and Useful Pro Tips.

Charles Silberman

Wish I had this when I started here. I learned the hard way. This will save many that struggle of if they need to adjust prices.


Great post. Very valuable insights. Thank you so much.

Genevieve Hannon Voice Overs
Genevieve Hannon Voice Overs
Excellent advice! I was a union (SAG-AFTRA), leading talent agency (CESD), major market (NYC) voice over talent for 13 yrs, so I never had to worry about creating my own pricing. Now that I am non-union and a freelancer for the past 4 yrs, it’s a big deal to figure out! On Fiverr, I started out at 200 words per $5 and, after the first 6 months, 5 star reviews, and 500 or so jobs with around 75% repeat clients, I decided to move to 100 words for the same price.

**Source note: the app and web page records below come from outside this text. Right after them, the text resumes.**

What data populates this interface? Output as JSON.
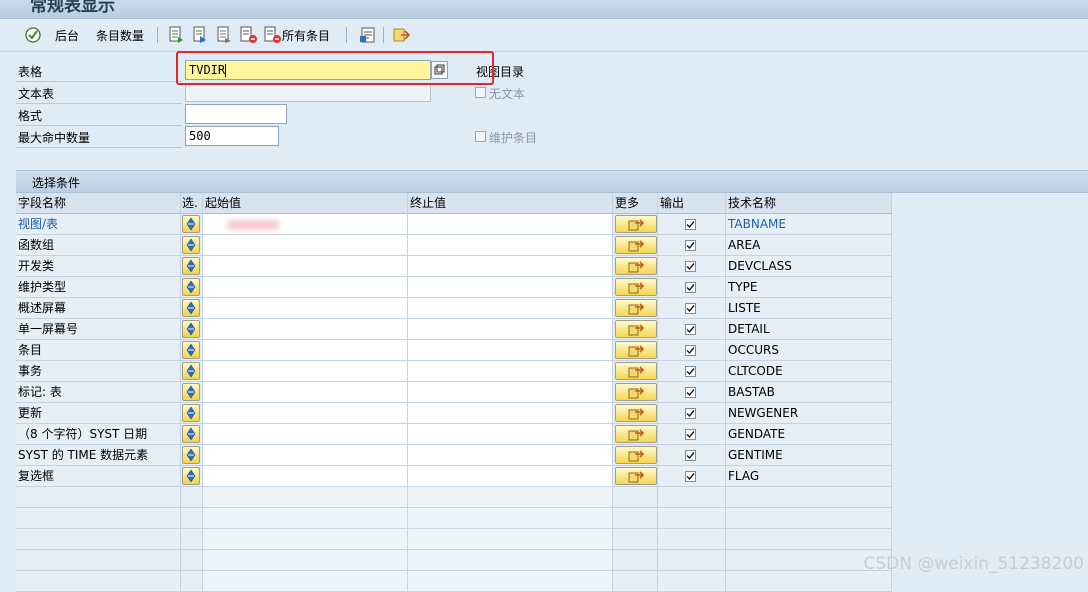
{
  "window": {
    "title": "常规表显示"
  },
  "toolbar": {
    "execute_icon": "execute-icon",
    "background_label": "后台",
    "entry_count_label": "条目数量",
    "all_entries_label": "所有条目"
  },
  "form": {
    "table_label": "表格",
    "table_value": "TVDIR",
    "view_catalog_label": "视图目录",
    "text_table_label": "文本表",
    "no_text_label": "无文本",
    "format_label": "格式",
    "format_value": "",
    "max_hits_label": "最大命中数量",
    "max_hits_value": "500",
    "maintain_entries_label": "维护条目"
  },
  "selection": {
    "section_title": "选择条件",
    "headers": {
      "field_name": "字段名称",
      "select": "选.",
      "low": "起始值",
      "high": "终止值",
      "more": "更多",
      "output": "输出",
      "tech_name": "技术名称"
    },
    "rows": [
      {
        "name": "视图/表",
        "tech": "TABNAME",
        "output": true,
        "highlight": true
      },
      {
        "name": "函数组",
        "tech": "AREA",
        "output": true
      },
      {
        "name": "开发类",
        "tech": "DEVCLASS",
        "output": true
      },
      {
        "name": "维护类型",
        "tech": "TYPE",
        "output": true
      },
      {
        "name": "概述屏幕",
        "tech": "LISTE",
        "output": true
      },
      {
        "name": "单一屏幕号",
        "tech": "DETAIL",
        "output": true
      },
      {
        "name": "条目",
        "tech": "OCCURS",
        "output": true
      },
      {
        "name": "事务",
        "tech": "CLTCODE",
        "output": true
      },
      {
        "name": "标记: 表",
        "tech": "BASTAB",
        "output": true
      },
      {
        "name": "更新",
        "tech": "NEWGENER",
        "output": true
      },
      {
        "name": "（8 个字符）SYST 日期",
        "tech": "GENDATE",
        "output": true
      },
      {
        "name": "SYST 的 TIME 数据元素",
        "tech": "GENTIME",
        "output": true
      },
      {
        "name": "复选框",
        "tech": "FLAG",
        "output": true
      }
    ],
    "empty_rows": 5
  },
  "watermark": "CSDN @weixin_51238200",
  "colors": {
    "highlight_input": "#fff59d",
    "link": "#1d5ea8",
    "red_box": "#e8242b"
  }
}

I offered my steady clients a 3-month grace period… Read more »

very nice article.


Yeah. That was helpful.